One of the coolest things about Corona’s next-generation engine (currently in private alpha) is the ability to take individual features and put them together in powerful ways. And since Apple just released iOS 7 this week, I’m going to show you how to reproduce the cool translucent glass effect in Corona SDK!
Category: Corona SDK
There are a lots of improvements in the release notes, so I’ll just highlight a few.
Today, I wanted to show you an experiment that really shows you how our new engine will be unifying graphics in an unprecedented way. At Adobe, I always felt the walls between Illustrator, Photoshop, and After Effects didn’t need to exist.
Well, now I can show you a glimpse of the amazing effects that will be possible in Graphics 2.0.

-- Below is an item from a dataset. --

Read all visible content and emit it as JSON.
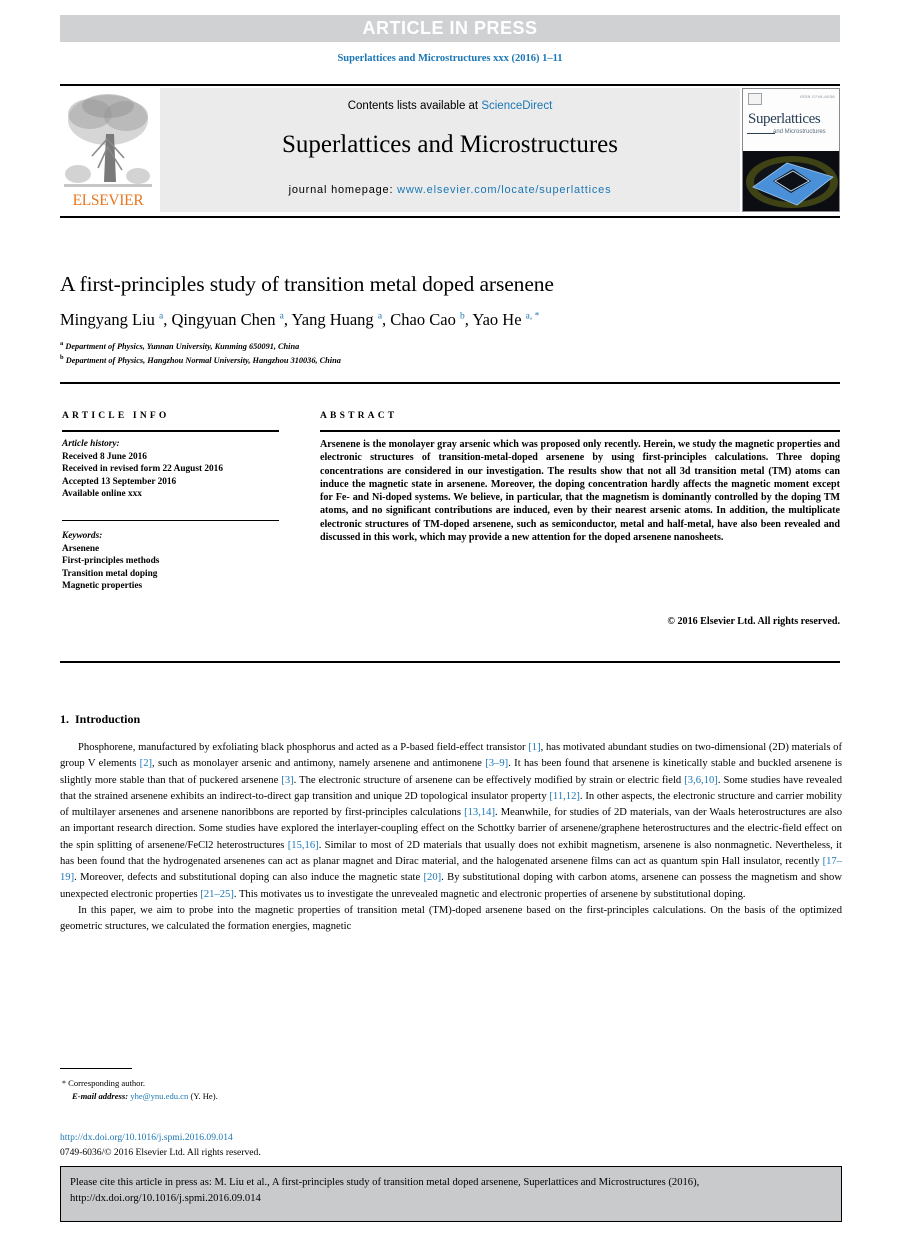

Just a quick preview of what’s coming in the next preview of graphics 2.0 that we’ll be seeding out soon.
It’s a feature known as normal mapping and it’s a workhorse technique for simulating lighting effects in traditional 3-D graphics. We’re repurposing it so this is trivial to do in Corona.
Take a look at this screenshot showing where our developers come from!
Yesterday, we invited a small group of developers to participate in an early access version of Graphics 2.0 that we’re calling a Developer Preview.
The idea behind this preview is to get some initial feedback while giving us the flexibility to change API’s, stabilize moving parts, and add more features.
Ready to invite your friends to play your latest game? You’re in luck!
Starting in Daily Build #1172, you can develop iOS games that take full advantage of turn-based multiplayer features in Game Center.
We’ve built all these features into the ‘gameNetwork’ library so whether you have existing code or new code, it’ll be a cinch to use.
One of our goals with the new graphics engine is to enable vector graphics in Corona. We’re aiming for Illustrator-level capabilities that’s going to give you a new level of expressiveness in app development.
Things get incredibly interesting when vector capabilities and raster images are fused into one. Like being able to place an image inside a vector shape.
While we work on lots of features that make mobile app development easier, I want to highlight all the bug fixing that’s been going on in parallel.
We’ve been very vigilant about regressions introduced in daily builds, but if there was one eye sore in our bugbase it was the bugs in the widget framework. We have attacked them with renewed vigor.